There may be little mistletoe in this part of Brittany but the vegetation is stunning for other reasons – field after field of artichokes and brassicas (cabbages, cauliflower etc). A regular Cabbage Patch Corner – which makes me start humming tunes (We are the Plotters of Cabbage Patch Corner, the Rotters of Cabbage Patch Corner, the plotters, the rotters…) from a David Wood children’s play, last seen c. 1970 at the Swan Theatre, Worcester – (since returning have found this link to info – see left- on it!).
But I digress, let’s get back to the artichokes. The eating of artichokes has always been a bit of mystery to me, seems a lot of trouble for little gain. I grew some at home this year, but left the plant to bloom – partly to compare to the adjoining Cynara thistle, but largely ‘cos they look prettier flowering. Both artichoke and Cynara are now seeding happily – am not sure what the neighbours make of the prospect of giant thistle seeds coming over the fence.
Naturally we ate some artichokes – both boiled and microwaved (in a ‘micro-onable’ bag) – still not sure whether they’re worth the trouble – but my vote goes for the microwave version. And a cauliflower of course. Goes nicely with cheese.

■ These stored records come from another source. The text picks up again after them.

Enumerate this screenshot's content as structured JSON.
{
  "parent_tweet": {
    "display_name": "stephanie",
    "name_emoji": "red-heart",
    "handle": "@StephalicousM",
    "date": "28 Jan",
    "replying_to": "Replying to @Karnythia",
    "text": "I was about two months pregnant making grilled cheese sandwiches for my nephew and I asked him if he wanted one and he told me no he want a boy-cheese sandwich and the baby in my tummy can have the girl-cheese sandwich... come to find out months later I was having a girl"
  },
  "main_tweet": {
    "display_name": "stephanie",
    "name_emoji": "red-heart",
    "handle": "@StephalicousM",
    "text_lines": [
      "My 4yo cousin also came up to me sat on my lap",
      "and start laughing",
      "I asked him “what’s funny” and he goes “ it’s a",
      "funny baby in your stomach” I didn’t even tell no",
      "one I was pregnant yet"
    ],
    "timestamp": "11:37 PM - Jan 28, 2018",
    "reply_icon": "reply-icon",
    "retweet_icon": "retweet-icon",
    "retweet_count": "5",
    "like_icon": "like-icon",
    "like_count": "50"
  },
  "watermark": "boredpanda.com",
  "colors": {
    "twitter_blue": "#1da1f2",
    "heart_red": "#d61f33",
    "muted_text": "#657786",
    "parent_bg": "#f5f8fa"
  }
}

Anyway, here’re some pics of the area around Sibiril and St Pol de Leon – shwoing the cabbage patches amongst the artichokes. And, at the end, a pic of a new crop creeping into the cabbage fields – namely new housing. Inevitable perhaps, and not as out of character as most British housing developments, but a bite out of the cabbage and artichoke plots. (Talking of bites out of cabbages, not much sign of Pieris brassicae, the Large or Cabbage White Butterfly – should be seeing the last of the second brood about now – there were a couple but not as many as you’d expect with all these cabbages… I wonder what they spray them with??) (No sign of them on the inevitable Capuchins (nasturtiums) of the French front gardens either)